Monday, July 13, 2015

Truman Presidential Podcast: Masonic Presidential Addresses

As many of you know, my favorite president also happens to have been a prominent Mason, Harry S. Truman. In addition to being an United States Senator and United States President, he also was the Grand Master of Masons of Missouri, a 33° Scottish Rite Mason, and a Noble in the Imperial Shrine. He was also an every man. He was a guy who failed many times but instead of sitting down, licking his wounds, he would get right back up again.

One of the places I have always wanted to visit is the Truman Presidential Library in Independence, MO. From what some people have told me, it's one of the best presidential libraries in the country. I just recently started to explore the Truman Library's website. During my searches, I've discovered a podcast series with actual recordings made of him during speeches and visits.

Four recordings are of interest to many of us. President Truman addressed the Imperial Council Session of the Shrine of North America, a group of Masons at a breakfast at the Statler Hotel honoring Frank S. Land (doesn't sound like pancakes were present), at the 100th anniversary of the cornerstone laying of the Washington Monument, and finally, at the dedication of the large statue of George Washington at the George Washington Masonic Memorial. You can download the iTunes version of the three speeches here, here, here, and here. I was really interested that a sitting president would address the Shrine. In fact, throughout the podcast series (which you should subscribe to by clicking here), President Truman addresses a number of civic and patriotic organizations.

In his speech to the Imperial Shrine, President Truman highlights the need for a strong international response in the growing threat of undemocratic regimes. I was a little shocked and confused by the seemingly political speech at an assembly of Masons but, at the same time, it was refreshing to hear discussions of international relations during the transition period just after the Second World War. The transcript can be found here.

In his speech to an assembled breakfast crowd of Masons, President Truman gave an informal address at an annual Frank S. Land breakfast (Land being the founder of the Order of Demolay). It takes a while to get through the introductions of his staff but ultimately, we get to a rather good and interesting discussion of both Freemasonry and also, the stones and arrows great presidents have lobbed at them during and after their terms. I really enjoyed his discussion of a prominent Philadelphia newspaper's opinion of George Washington.
Dedication of George Washington Statue at the GWMMM
President Truman was also the main speaker at the dedication of the George Washington statue at the George Washington Masonic Memorial in Alexandria, Virginia. It's a great speech concerning our first president and really worth a listen.

At the 100th Anniversary of the Cornerstone Laying
In the final speech, President Truman is speaking at the Washington Monument for a centennial celebration of the laying of its cornerstone as well as in honor of the 172nd anniversary of the signing of the Declaration of Independence. It's an incredibly informative speech.

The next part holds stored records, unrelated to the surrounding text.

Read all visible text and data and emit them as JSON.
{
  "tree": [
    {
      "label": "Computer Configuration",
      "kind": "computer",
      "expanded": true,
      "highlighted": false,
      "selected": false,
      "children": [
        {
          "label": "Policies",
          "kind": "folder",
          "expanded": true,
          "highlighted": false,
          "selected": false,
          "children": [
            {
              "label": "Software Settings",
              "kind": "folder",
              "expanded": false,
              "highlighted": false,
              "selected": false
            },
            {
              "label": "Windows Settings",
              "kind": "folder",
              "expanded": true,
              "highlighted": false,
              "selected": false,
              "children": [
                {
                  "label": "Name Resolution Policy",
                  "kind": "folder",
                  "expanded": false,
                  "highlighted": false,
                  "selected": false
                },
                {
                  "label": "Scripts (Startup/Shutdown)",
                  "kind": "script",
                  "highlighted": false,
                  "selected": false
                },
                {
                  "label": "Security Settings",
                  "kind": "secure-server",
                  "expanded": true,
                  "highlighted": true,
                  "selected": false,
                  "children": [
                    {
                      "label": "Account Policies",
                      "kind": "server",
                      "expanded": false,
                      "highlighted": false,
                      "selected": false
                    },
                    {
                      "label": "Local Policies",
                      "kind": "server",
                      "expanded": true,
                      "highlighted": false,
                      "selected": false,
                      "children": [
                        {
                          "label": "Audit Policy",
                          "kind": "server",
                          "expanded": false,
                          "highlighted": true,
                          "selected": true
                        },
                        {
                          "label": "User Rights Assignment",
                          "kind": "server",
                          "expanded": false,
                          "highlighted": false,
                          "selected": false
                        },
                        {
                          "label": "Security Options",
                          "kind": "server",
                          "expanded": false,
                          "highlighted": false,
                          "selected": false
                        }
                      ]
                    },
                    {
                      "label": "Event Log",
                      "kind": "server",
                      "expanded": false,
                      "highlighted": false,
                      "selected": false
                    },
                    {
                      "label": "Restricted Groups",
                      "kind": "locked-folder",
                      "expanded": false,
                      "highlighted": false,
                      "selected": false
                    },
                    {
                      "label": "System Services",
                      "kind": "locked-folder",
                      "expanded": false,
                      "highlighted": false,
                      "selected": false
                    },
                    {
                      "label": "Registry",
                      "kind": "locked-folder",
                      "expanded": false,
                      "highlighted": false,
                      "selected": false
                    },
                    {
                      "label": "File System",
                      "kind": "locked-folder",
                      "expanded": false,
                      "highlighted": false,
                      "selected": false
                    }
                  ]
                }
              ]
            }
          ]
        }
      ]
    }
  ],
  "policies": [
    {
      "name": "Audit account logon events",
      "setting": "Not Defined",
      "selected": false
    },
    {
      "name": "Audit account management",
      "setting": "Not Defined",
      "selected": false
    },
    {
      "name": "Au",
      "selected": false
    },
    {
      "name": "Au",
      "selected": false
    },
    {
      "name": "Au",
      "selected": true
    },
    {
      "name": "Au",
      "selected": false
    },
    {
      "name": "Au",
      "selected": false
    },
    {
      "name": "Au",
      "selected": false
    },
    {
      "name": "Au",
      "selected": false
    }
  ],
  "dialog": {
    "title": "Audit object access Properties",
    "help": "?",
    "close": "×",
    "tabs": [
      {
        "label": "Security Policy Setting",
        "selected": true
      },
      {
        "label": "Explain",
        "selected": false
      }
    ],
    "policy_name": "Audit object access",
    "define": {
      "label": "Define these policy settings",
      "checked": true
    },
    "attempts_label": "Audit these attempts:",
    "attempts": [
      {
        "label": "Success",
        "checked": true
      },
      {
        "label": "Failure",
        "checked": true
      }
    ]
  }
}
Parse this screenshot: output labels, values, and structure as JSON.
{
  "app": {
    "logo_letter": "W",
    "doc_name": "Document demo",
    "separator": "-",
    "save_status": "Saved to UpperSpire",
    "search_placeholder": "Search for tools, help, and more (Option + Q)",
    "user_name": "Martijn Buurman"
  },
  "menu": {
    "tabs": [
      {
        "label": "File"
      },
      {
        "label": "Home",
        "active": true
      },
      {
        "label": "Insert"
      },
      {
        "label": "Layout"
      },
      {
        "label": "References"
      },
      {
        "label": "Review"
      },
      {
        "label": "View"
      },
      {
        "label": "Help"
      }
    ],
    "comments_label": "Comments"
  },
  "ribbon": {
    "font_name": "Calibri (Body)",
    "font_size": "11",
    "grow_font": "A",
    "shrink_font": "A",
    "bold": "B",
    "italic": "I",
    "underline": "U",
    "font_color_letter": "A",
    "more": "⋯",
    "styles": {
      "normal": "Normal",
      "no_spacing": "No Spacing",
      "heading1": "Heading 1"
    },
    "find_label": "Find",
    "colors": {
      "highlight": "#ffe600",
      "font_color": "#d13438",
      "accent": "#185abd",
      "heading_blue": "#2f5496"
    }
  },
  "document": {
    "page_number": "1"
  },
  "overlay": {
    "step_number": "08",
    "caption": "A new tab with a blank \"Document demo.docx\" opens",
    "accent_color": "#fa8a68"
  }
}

I am so thankful to the Truman Library for having so many resources available to the curious researcher. I have been getting a better understanding of Truman with each page I read.

You can learn more about my thoughts on Truman by watching Episode 65 of the Masonic Roundtable.

And I also recommend two books, Truman by David McCullough and Brother Truman by Allen Roberts.

And I'll leave you with one of my favorite President Truman quotes:
"In reading the lives of great men, I found that the first victory they won was over themselves... self-discipline with all of them came first."
What do you think? Leave a comment below.

1 comment:

Sean Sargent said...

I'm excited you posted about these podcasts. I've recently started reading Brother Truman and love it; in part because I live in Missouri. I plan to visit the presidential library soon since a fellow church member is the director.